A Mica marble is a transparent base glass with mica  flakes in it.

The  most common colors are  clear, blue,  aqua, brown, and  green. Olive green and  smoky gray  are less  common. Amethyst is rare.  Yellow is rarer. Red micas are  not  quite  as rare  as true yellow,  but are  valued higher, probably because they  are  prettier.

Some Micas have ghost cores (cores of tiny air bubbles) or thin dark filaments. These are  odd, but  do  not  seem to add  greatly to the value  of the  marble. Single-pontil, multi-layer, cased, single-gather or end-of-cane marbles are very rare.


Click any marble below for a full-screen image.

A Slag is a marble that is made from a cane that is a mixture of black and  white  glass. Rather than  being a layered cane, like a Swirl or End of Day, Slags are drawn off of a cane that  is a mixture of two colors. Single pontil  examples are  discussed in the  transitional section.

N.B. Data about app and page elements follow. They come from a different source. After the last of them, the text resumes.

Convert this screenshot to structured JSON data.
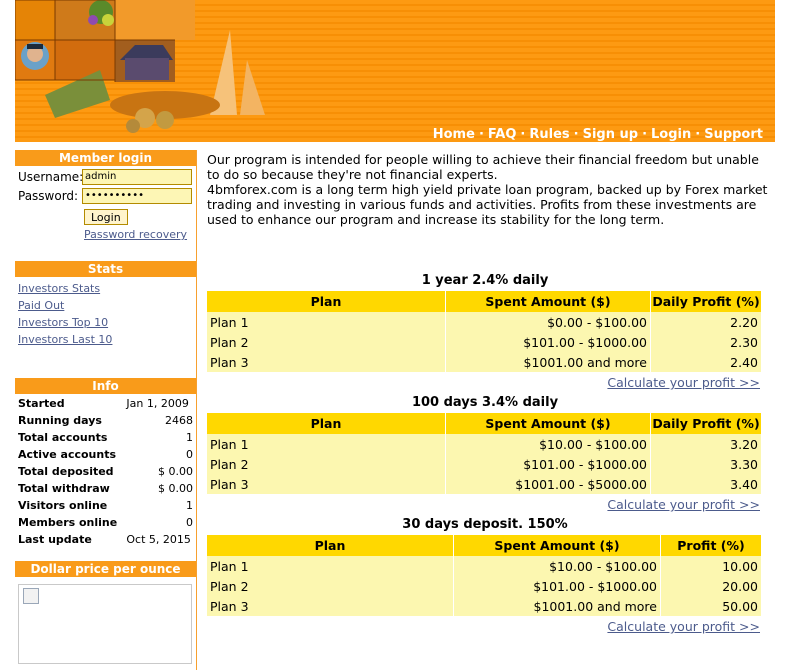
{
  "nav": {
    "items": [
      "Home",
      "FAQ",
      "Rules",
      "Sign up",
      "Login",
      "Support"
    ],
    "separator": "·"
  },
  "member_login": {
    "title": "Member login",
    "username_label": "Username:",
    "username_value": "admin",
    "password_label": "Password:",
    "password_value": "••••••••••",
    "login_button": "Login",
    "recovery_link": "Password recovery"
  },
  "stats": {
    "title": "Stats",
    "links": [
      "Investors Stats",
      "Paid Out",
      "Investors Top 10",
      "Investors Last 10"
    ]
  },
  "info": {
    "title": "Info",
    "rows": [
      {
        "label": "Started",
        "value": "Jan 1, 2009"
      },
      {
        "label": "Running days",
        "value": "2468"
      },
      {
        "label": "Total accounts",
        "value": "1"
      },
      {
        "label": "Active accounts",
        "value": "0"
      },
      {
        "label": "Total deposited",
        "value": "$ 0.00"
      },
      {
        "label": "Total withdraw",
        "value": "$ 0.00"
      },
      {
        "label": "Visitors online",
        "value": "1"
      },
      {
        "label": "Members online",
        "value": "0"
      },
      {
        "label": "Last update",
        "value": "Oct 5, 2015"
      }
    ]
  },
  "dollar_price": {
    "title": "Dollar price per ounce"
  },
  "intro": {
    "p1": "Our program is intended for people willing to achieve their financial freedom but unable to do so because they're not financial experts.",
    "p2": "4bmforex.com is a long term high yield private loan program, backed up by Forex market trading and investing in various funds and activities. Profits from these investments are used to enhance our program and increase its stability for the long term."
  },
  "plans": [
    {
      "title": "1 year 2.4% daily",
      "headers": [
        "Plan",
        "Spent Amount ($)",
        "Daily Profit (%)"
      ],
      "rows": [
        [
          "Plan 1",
          "$0.00 - $100.00",
          "2.20"
        ],
        [
          "Plan 2",
          "$101.00 - $1000.00",
          "2.30"
        ],
        [
          "Plan 3",
          "$1001.00 and more",
          "2.40"
        ]
      ],
      "calc_link": "Calculate your profit >>"
    },
    {
      "title": "100 days 3.4% daily",
      "headers": [
        "Plan",
        "Spent Amount ($)",
        "Daily Profit (%)"
      ],
      "rows": [
        [
          "Plan 1",
          "$10.00 - $100.00",
          "3.20"
        ],
        [
          "Plan 2",
          "$101.00 - $1000.00",
          "3.30"
        ],
        [
          "Plan 3",
          "$1001.00 - $5000.00",
          "3.40"
        ]
      ],
      "calc_link": "Calculate your profit >>"
    },
    {
      "title": "30 days deposit. 150%",
      "headers": [
        "Plan",
        "Spent Amount ($)",
        "Profit (%)"
      ],
      "rows": [
        [
          "Plan 1",
          "$10.00 - $100.00",
          "10.00"
        ],
        [
          "Plan 2",
          "$101.00 - $1000.00",
          "20.00"
        ],
        [
          "Plan 3",
          "$1001.00 and more",
          "50.00"
        ]
      ],
      "calc_link": "Calculate your profit >>"
    }
  ],
  "colors": {
    "header_orange": "#fd9a12",
    "section_header": "#f99b1a",
    "table_header": "#ffd800",
    "table_row": "#fcf7b0",
    "link": "#4c5b8c"
  }
}
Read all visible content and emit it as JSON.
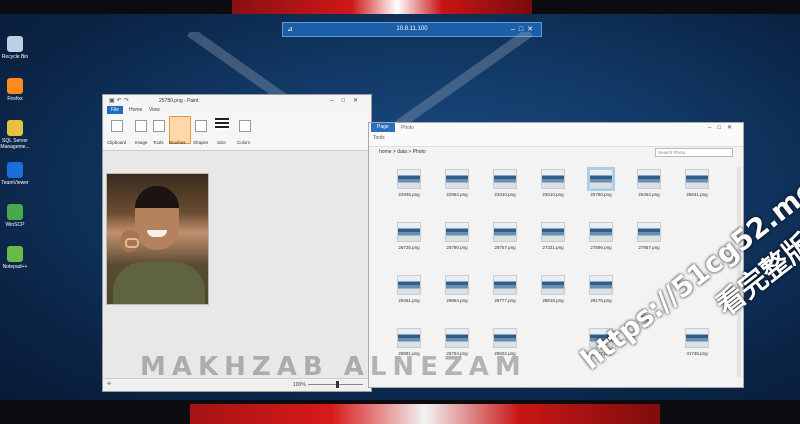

An Opaque is made from  a rod  of a single opaque color.


White  and black are the most common. White or black opaques under 5/8” are usually Ballot Box marbles. Blue, pink, and  green are  rarer. Some are referred to as Melon  Balls. Other opaque, pastel or translucent colors are even rarer. Single pontil  marbles, either single-gather or end- of-cane are  very rare.

There is also  a type  of Opaque made from  a rod  of two  opaque or translucent colors. The  rod  had  one  color  (usually semi-opaque white)  on  one  side and  another color  (usually semi-opaque green or blue) on the other. When the marble was  twisted off the end, one  side  of the  marble is one  color  and  the  other side  is the  other color. Because of the  twisting motion, the  marble looks  like a machine-made corkscrew, but has  two pontils, hence the  name “handmade corkscrew”. These are very rare.

A Clearie marble is made from a rod of a single transparent color. Clear is the most common, although light blue, light green, and light amber examples are known. Single pontil examples, either single-gather or end-of-cane, are  rarer.

Most varieties  of  cane-cut handmade marbles  can  also  be  found as  single-pontil marbles. However, almost all of these are  end-of-cane marbles, not  single-gather marbles. A single-gather marble is a marble that  was  produced one  at a time  by adding successive layers of glass onto the  end  of a punty.

Several types of cane-cut marbles were also produced as single-gather marbles. These are  End of Day Clouds, Micas,  and  Opaques. However, the  single-gather versions are  much rarer than  the  cane-cut versions.

Aside from  Sulphides, there are  two  types of  marble that  were produced solely as a single-gather marble. The first is the Confetti marble. A Confetti  marble is a transparent glass base with small flecks or chips of colored glass forming a layer  near the pontil  of the marble. The marbles are  rare.  Almost all have a transparent clear  base. I have only seen one  with  a transparent colored base, and  that  one  was  blue.  The colored flecks are  usually white, pink, yellow  or green. I have only seen them in 9/16” to 3/4” size. Larger  sizes  are  very rare,  if they  exist  at all.
A rarer type of single-gather marble is the Paperweight marble. This has  a layer  of millefiori canes at the  base.